MARK TWAIN'S GOD* The Being who to me is the real God is the One who created this majestic universe and rules it. He is the only Originator, the only originator of thoughts; thoughts suggested from within not from without; the originator of colors and of all their possible combinations; of forces and the laws that govern them; of forms and shapes of all forms. Man has never invented a new one; He is the only Originator. He made the materials of all things; He made the laws by which and by which only, man may combine them into machines and other things which outside influence may suggest to him. He made character--man can portray it but not "create" it, for He is the only Creator.
He is the perfect artisan, the perfect artist. Everything which he has made is fine, everything which he has made is beautiful; nothing coarse, nothing ugly has ever come from His hand. Even His materials are all delicate, none of them is coarse. The materials of the leaf, the flower, the fruit; of the insect, the elephant, the man; of the earth, the crags and the ocean; of the snow, the hoarfrost and the ice--may be reduced to infinitesimal particles and they are still delicate, still faultless; whether He makes a gnat, a bird, a horse, a plain, a forest, a mountain range, a planet, a constellation, or a diatom whose form the keenest eye in the world cannot perceive, it is all one--He makes it utterly and minutely perfect in form, and construction. The diatom which is invisible to the eye on the point of a needle is graceful and beautiful in form and in the minute exquisite elaboration of its parts it is a wonder. The contemplation of it moves one to something of the same awe and reverence which the march of the comets through their billion mile orbits compels.
This is indeed a God! He is not jealous, trivial, ignorant, revengeful--it is impossible. He has personal dignity--dignity answerable to his grandeur, his greatness, his might, his sublimity. He cares nothing for men's flatteries, compliments, praises, prayers; it is impossible that he should value them, impossible that he should listen to them, these mouthings of microbes. He is not ignorant. He does not mistake His myriad great suns, swimming in the measureless ocean of space for tallow candles hung in the roof to light this forgotten potato which we call the Earth, and name His footstool. He cannot see it except under His microscope. The shadow does not go back on His dial--it is against His law; His sun does not stand still on Gibeon to accommodate a worm out on a raid against other worms--it is against His law.
His real character is written in plain words in His real Bible, which is Nature and her history; we read it every day, and we could understand it and trust in it if we would burn the spurious one and dig the remains of our insignificant reasoning faculties out of the grave where that and other man-made Bibles have buried them for 2,000 years and more.
The Bible of Nature tells us no word about any future life, but only about this present one. It does not promise a future life; it does not even vaguely indicate one. It is not intended as a message to us, any more than the scientist intends a message to surviving microbes when he boils the life out of a billion of them in a thimble. The microbes discover a message in it; this is certain--if they have a pulpit.

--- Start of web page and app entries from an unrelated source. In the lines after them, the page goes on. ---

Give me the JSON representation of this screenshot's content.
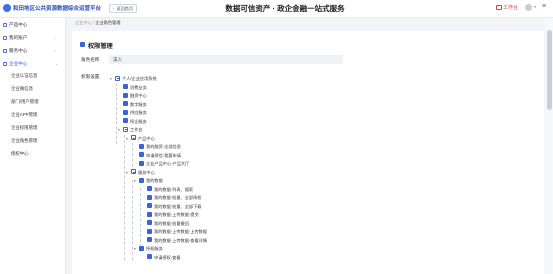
{
  "header": {
    "platform_name": "和田地区公共资源数据综合运营平台",
    "back_label": "返回首页",
    "title": "数据可信资产 · 政企金融一站式服务",
    "workbench_label": "工作台"
  },
  "sidebar": {
    "items": [
      {
        "label": "产品中心",
        "expanded": false
      },
      {
        "label": "我的账户",
        "expanded": false
      },
      {
        "label": "服务中心",
        "expanded": false
      },
      {
        "label": "企业中心",
        "expanded": true
      }
    ],
    "sub_items": [
      {
        "label": "企业认证信息"
      },
      {
        "label": "企业微信息"
      },
      {
        "label": "部门/用户管理"
      },
      {
        "label": "企业APP管理"
      },
      {
        "label": "企业权限管理"
      },
      {
        "label": "企业角色管理"
      },
      {
        "label": "授权中心"
      }
    ]
  },
  "breadcrumb": {
    "parent": "企业中心",
    "separator": " / ",
    "current": "企业角色管理"
  },
  "form": {
    "title": "权限管理",
    "role_label": "角色名称",
    "role_value": "法人",
    "perm_label": "权限设置"
  },
  "tree": [
    {
      "label": "个人/企业应用系统",
      "level": 0,
      "toggle": "▾",
      "state": "partial"
    },
    {
      "label": "消费业务",
      "level": 1,
      "toggle": "",
      "state": "checked"
    },
    {
      "label": "融资中心",
      "level": 1,
      "toggle": "",
      "state": "checked"
    },
    {
      "label": "数字服务",
      "level": 1,
      "toggle": "",
      "state": "checked"
    },
    {
      "label": "供应服务",
      "level": 1,
      "toggle": "",
      "state": "checked"
    },
    {
      "label": "授企服务",
      "level": 1,
      "toggle": "",
      "state": "checked"
    },
    {
      "label": "工作台",
      "level": 1,
      "toggle": "▾",
      "state": "partial"
    },
    {
      "label": "产品中心",
      "level": 2,
      "toggle": "▾",
      "state": "partial"
    },
    {
      "label": "我的融资-全部信息",
      "level": 3,
      "toggle": "",
      "state": "checked"
    },
    {
      "label": "申请授信-我要申请",
      "level": 3,
      "toggle": "",
      "state": "checked"
    },
    {
      "label": "企业产品中心-产品大厅",
      "level": 3,
      "toggle": "",
      "state": "checked"
    },
    {
      "label": "服务中心",
      "level": 2,
      "toggle": "▾",
      "state": "partial"
    },
    {
      "label": "我的数据",
      "level": 3,
      "toggle": "▾",
      "state": "checked"
    },
    {
      "label": "我的数据-列表、搜索",
      "level": 4,
      "toggle": "",
      "state": "checked"
    },
    {
      "label": "我的数据-批量、全部授权",
      "level": 4,
      "toggle": "",
      "state": "checked"
    },
    {
      "label": "我的数据-批量、全部下载",
      "level": 4,
      "toggle": "",
      "state": "checked"
    },
    {
      "label": "我的数据-上传数据-提交",
      "level": 4,
      "toggle": "",
      "state": "checked"
    },
    {
      "label": "我的数据-批量撤回",
      "level": 4,
      "toggle": "",
      "state": "checked"
    },
    {
      "label": "我的数据-上传数据-上传数据",
      "level": 4,
      "toggle": "",
      "state": "checked"
    },
    {
      "label": "我的数据-上传数据-查看详情",
      "level": 4,
      "toggle": "",
      "state": "checked"
    },
    {
      "label": "授权服务",
      "level": 3,
      "toggle": "▾",
      "state": "checked"
    },
    {
      "label": "申请授权-查看",
      "level": 4,
      "toggle": "",
      "state": "checked"
    }
  ],
  "colors": {
    "accent": "#3b63d6",
    "workbench": "#e0413a",
    "background": "#f2f4f9"
  }
}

The Book of Nature tells us distinctly that God cares not a rap for us--nor for any living creature. It tells us that His laws inflict pain and suffering and sorrow, but it does not say that this is done in order that He may get pleasure out of this misery. We do not know what the object is, for the Book is not able to tell us. It may be mere indifference. Without a doubt He had an object, but we have no way of discovering what it was. The scientist has an object, but it is not the joy of inflicting pain upon the microbe.
from * Mark Twain's Notebook.